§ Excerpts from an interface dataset

╭──

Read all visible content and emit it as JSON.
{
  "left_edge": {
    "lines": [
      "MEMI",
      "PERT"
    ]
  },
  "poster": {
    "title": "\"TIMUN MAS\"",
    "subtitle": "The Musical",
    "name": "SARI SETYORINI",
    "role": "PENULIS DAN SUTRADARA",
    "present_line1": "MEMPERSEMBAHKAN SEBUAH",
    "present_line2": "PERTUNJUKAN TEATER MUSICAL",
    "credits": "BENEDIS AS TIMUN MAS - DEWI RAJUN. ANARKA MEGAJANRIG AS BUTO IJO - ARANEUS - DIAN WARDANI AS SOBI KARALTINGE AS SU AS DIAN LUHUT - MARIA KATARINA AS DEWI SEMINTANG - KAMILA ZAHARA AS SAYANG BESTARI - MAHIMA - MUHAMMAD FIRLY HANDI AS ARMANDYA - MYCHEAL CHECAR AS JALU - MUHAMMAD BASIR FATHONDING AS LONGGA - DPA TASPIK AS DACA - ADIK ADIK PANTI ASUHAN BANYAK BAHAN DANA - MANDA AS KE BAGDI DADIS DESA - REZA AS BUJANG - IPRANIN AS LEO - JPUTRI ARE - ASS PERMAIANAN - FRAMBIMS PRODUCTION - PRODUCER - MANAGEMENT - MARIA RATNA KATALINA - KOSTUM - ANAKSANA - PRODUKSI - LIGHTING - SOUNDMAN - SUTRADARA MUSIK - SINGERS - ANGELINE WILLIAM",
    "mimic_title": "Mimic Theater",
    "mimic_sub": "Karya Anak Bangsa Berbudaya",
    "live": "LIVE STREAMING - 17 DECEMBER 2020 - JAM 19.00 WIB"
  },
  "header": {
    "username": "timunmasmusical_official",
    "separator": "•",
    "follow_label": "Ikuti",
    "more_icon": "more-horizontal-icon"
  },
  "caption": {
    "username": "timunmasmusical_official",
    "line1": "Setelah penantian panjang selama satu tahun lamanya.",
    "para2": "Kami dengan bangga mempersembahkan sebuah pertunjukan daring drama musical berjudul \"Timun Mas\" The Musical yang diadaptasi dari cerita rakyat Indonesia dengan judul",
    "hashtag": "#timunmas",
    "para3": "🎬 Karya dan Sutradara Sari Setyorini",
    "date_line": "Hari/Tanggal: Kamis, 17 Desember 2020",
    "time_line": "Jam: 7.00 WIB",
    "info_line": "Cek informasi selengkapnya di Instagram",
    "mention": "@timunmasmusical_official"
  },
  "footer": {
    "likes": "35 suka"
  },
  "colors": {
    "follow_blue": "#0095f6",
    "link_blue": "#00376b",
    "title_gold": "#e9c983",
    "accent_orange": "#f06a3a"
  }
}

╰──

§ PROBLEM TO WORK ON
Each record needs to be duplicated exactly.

§ EXERCISE RESULT
Read all visible content and emit it as JSON.
{
  "left_edge": {
    "lines": [
      "MEMI",
      "PERT"
    ]
  },
  "poster": {
    "title": "\"TIMUN MAS\"",
    "subtitle": "The Musical",
    "name": "SARI SETYORINI",
    "role": "PENULIS DAN SUTRADARA",
    "present_line1": "MEMPERSEMBAHKAN SEBUAH",
    "present_line2": "PERTUNJUKAN TEATER MUSICAL",
    "credits": "BENEDIS AS TIMUN MAS - DEWI RAJUN. ANARKA MEGAJANRIG AS BUTO IJO - ARANEUS - DIAN WARDANI AS SOBI KARALTINGE AS SU AS DIAN LUHUT - MARIA KATARINA AS DEWI SEMINTANG - KAMILA ZAHARA AS SAYANG BESTARI - MAHIMA - MUHAMMAD FIRLY HANDI AS ARMANDYA - MYCHEAL CHECAR AS JALU - MUHAMMAD BASIR FATHONDING AS LONGGA - DPA TASPIK AS DACA - ADIK ADIK PANTI ASUHAN BANYAK BAHAN DANA - MANDA AS KE BAGDI DADIS DESA - REZA AS BUJANG - IPRANIN AS LEO - JPUTRI ARE - ASS PERMAIANAN - FRAMBIMS PRODUCTION - PRODUCER - MANAGEMENT - MARIA RATNA KATALINA - KOSTUM - ANAKSANA - PRODUKSI - LIGHTING - SOUNDMAN - SUTRADARA MUSIK - SINGERS - ANGELINE WILLIAM",
    "mimic_title": "Mimic Theater",
    "mimic_sub": "Karya Anak Bangsa Berbudaya",
    "live": "LIVE STREAMING - 17 DECEMBER 2020 - JAM 19.00 WIB"
  },
  "header": {
    "username": "timunmasmusical_official",
    "separator": "•",
    "follow_label": "Ikuti",
    "more_icon": "more-horizontal-icon"
  },
  "caption": {
    "username": "timunmasmusical_official",
    "line1": "Setelah penantian panjang selama satu tahun lamanya.",
    "para2": "Kami dengan bangga mempersembahkan sebuah pertunjukan daring drama musical berjudul \"Timun Mas\" The Musical yang diadaptasi dari cerita rakyat Indonesia dengan judul",
    "hashtag": "#timunmas",
    "para3": "🎬 Karya dan Sutradara Sari Setyorini",
    "date_line": "Hari/Tanggal: Kamis, 17 Desember 2020",
    "time_line": "Jam: 7.00 WIB",
    "info_line": "Cek informasi selengkapnya di Instagram",
    "mention": "@timunmasmusical_official"
  },
  "footer": {
    "likes": "35 suka"
  },
  "colors": {
    "follow_blue": "#0095f6",
    "link_blue": "#00376b",
    "title_gold": "#e9c983",
    "accent_orange": "#f06a3a"
  }
}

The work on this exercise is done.